All of the data should be output character for character, except the pictures.

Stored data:

----------------------------------------

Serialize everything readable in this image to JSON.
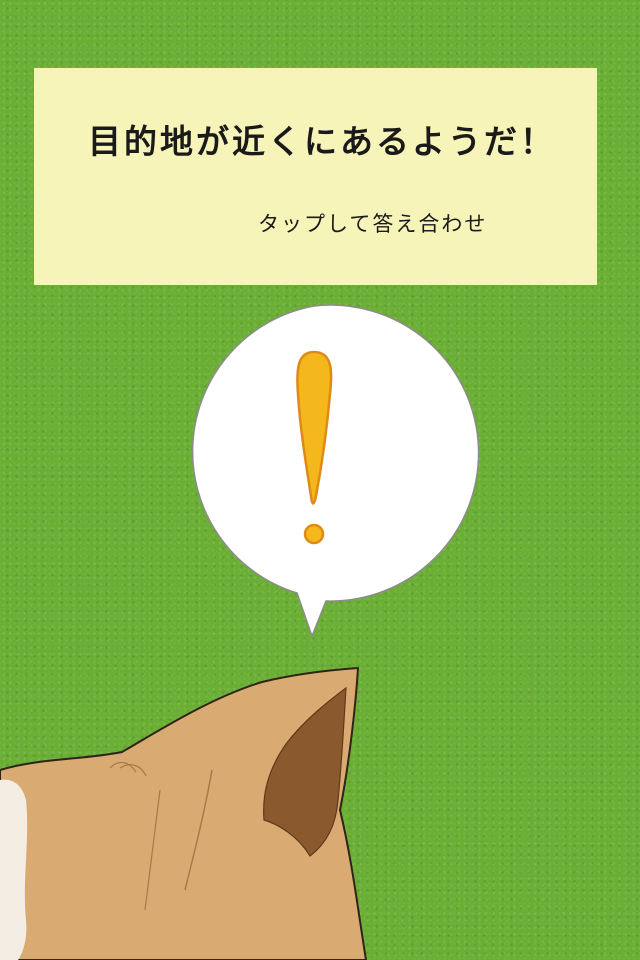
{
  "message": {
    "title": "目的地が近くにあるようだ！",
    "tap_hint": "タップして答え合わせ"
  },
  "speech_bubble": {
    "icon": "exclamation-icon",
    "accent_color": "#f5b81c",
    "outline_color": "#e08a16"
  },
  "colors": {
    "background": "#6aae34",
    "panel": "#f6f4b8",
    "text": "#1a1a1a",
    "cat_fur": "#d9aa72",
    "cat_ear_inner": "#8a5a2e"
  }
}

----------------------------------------

**Answer to this exercise**
Serialize everything readable in this image to JSON.
{
  "message": {
    "title": "目的地が近くにあるようだ！",
    "tap_hint": "タップして答え合わせ"
  },
  "speech_bubble": {
    "icon": "exclamation-icon",
    "accent_color": "#f5b81c",
    "outline_color": "#e08a16"
  },
  "colors": {
    "background": "#6aae34",
    "panel": "#f6f4b8",
    "text": "#1a1a1a",
    "cat_fur": "#d9aa72",
    "cat_ear_inner": "#8a5a2e"
  }
}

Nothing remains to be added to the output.